Without fail, mighty words would always shoot forth when Lucille “Big Mama” Allen stood in the doorway between the kitchen and the “big room” speaking her own truth.
This time she would speak to other women who spoke about another ‘sister’ and village member, particularly on two occasions that were never happy. One was when the member of the village was injured or showed up with bruises or Heaven forbid if one of the sisters in the village died from injuries.
In Lucille “Big Mama” Allen, world domestic violence was real. It was called a date with the devil.
My siblings and I were affected by domestic violence. Yet, I will not speak on those specific family-centric experiences as we all have different levels of healing in the family.
I do know, thanks to Big Mama’s own journey, test and testimony; my sisters have not experienced domestic violence like the sisters in My Mama/Big Mama’s village. Childhood trauma is a by- product of domestic violence. I am trembling as I write this now.
My trauma resurfaced.
One vivid memory sticks in my mind. Mama answered a call and she suddenly dropped the phone saying, “Oh God no!” I saw life leave her body as she fell in the chair, yet nothing was said that day, during the funeral and after the repast.
That silence never changed. All I know is that a sister in the village was gone. And it hurts! I never felt so helpless! I vowed to never let any woman suffer those emotions and fears again.
I got my house in order! I created a fund with bestselling author, the late Francis Ray, and launched Sister CEO!
Lucille “Big Mama” Allen’s platform was always steeped in the Biblical word. She had a song in the sister village, for those ‘incidents’ – “My soul looks back and wonders how I got over.”
In those songs, I learned of other sister voices in the village, Mahalia, Aretha, Maya, Clara and the pensive Billie Holiday.
Big Mama and the village sisters endured a lot to be women. Domestic violence rips open the finer tapestry of the village as it dismantles the joy in the family. Check the facts.
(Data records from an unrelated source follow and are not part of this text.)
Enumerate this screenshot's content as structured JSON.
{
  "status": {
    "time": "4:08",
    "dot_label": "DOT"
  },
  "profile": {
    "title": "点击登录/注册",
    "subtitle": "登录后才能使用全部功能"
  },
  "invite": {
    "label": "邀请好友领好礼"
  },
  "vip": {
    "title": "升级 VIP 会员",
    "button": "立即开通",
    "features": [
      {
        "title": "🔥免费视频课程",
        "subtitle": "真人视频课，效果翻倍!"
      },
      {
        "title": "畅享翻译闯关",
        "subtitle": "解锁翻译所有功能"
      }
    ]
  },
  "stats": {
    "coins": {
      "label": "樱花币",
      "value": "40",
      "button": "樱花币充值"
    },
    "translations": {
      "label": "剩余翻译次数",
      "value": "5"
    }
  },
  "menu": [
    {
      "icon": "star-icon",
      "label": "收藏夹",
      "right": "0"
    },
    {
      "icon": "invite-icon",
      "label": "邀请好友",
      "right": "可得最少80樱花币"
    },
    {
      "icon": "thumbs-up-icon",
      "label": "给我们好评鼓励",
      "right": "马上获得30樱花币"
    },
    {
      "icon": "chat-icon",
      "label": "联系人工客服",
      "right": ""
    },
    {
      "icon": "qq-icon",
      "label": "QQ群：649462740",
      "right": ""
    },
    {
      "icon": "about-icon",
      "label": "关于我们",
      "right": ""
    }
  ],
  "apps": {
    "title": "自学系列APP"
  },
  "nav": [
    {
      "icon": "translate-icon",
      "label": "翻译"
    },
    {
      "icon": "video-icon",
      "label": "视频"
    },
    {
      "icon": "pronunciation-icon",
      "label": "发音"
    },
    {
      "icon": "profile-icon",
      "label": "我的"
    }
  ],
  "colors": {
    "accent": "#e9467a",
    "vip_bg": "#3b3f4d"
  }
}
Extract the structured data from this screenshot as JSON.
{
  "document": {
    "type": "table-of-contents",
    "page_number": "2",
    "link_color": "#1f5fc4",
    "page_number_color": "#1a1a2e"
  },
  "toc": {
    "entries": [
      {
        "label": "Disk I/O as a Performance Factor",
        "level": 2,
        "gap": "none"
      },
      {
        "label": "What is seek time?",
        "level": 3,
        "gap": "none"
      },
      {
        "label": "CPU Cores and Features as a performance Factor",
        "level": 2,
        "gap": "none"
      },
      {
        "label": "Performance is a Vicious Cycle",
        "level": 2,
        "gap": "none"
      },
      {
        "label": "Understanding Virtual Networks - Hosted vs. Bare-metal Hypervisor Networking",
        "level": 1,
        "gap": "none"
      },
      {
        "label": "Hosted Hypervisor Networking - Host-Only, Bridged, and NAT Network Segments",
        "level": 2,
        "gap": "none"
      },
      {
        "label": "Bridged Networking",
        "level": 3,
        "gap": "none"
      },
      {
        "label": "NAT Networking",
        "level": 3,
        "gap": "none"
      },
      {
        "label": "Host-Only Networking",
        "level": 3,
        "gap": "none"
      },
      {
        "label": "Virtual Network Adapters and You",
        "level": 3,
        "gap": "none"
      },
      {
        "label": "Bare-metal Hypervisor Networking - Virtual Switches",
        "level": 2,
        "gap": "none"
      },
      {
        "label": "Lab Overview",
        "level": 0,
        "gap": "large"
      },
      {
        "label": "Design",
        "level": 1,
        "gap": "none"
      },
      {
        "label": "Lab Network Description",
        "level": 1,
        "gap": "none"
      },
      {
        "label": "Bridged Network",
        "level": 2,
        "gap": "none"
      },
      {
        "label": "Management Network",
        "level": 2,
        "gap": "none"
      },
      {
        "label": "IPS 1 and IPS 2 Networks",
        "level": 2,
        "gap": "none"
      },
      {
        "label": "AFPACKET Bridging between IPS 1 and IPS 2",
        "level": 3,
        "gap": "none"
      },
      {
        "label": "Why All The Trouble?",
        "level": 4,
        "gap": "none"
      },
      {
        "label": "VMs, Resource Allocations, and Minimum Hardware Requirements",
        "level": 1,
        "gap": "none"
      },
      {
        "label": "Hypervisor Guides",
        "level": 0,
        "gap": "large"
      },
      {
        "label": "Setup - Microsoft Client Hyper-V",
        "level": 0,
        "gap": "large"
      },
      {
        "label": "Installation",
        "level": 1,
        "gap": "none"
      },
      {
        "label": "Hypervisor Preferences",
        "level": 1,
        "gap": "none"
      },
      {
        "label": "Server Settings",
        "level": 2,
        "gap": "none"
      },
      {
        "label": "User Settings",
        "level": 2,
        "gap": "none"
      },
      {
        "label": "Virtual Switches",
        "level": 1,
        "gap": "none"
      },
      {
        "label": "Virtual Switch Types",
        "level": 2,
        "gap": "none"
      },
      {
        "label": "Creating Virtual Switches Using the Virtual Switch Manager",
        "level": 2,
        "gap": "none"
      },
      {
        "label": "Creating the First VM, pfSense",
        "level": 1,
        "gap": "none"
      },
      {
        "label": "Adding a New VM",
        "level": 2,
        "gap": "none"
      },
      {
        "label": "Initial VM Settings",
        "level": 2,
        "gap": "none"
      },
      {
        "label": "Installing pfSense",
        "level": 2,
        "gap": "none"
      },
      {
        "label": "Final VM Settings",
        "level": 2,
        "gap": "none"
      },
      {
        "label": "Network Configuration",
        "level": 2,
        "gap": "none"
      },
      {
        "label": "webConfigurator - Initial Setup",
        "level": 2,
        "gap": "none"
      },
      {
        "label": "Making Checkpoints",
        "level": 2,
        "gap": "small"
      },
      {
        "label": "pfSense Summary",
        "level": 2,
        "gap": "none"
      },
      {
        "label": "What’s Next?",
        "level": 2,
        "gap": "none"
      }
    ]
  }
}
85% of domestic violence victims are women. Commonshelter.org says that the most common age when intimate partner violence is first experienced by women is age 18-24 (38.6%), followed by age 11-17 (22.4%), age 35-44 (6.8%) and age 45+(2.5%). For men the most common age is 18-24 (47.1%), fol- lowed by age 25-34 (30.6%), age 11-17 (15.0%), age 35-44 (10.3%) and age 45+ (5.5%).
These are real facts!
The renowned Runoko Rashidi reminds us all that we are descendants of the Diaspora. He says women were revered in our ancestral past. We are not true to our African selves and the original role of women in our lives.
Disrespecting your mother was not allowed in our village back then, so why now?
Readers, take action do not harbor or protect perpetrators of family violence. It is unacceptable!
Family, we need you. Let’s get our house in order! Call me at the paper or email me.
I want us to join hands and do our part to end domestic violence now, not tomorrow!
Terry Allen is an award-winning media professional, journalist, and entrepreneur. He is also the founder of City Men Cook and 1016 Media. Reach him at email@example.com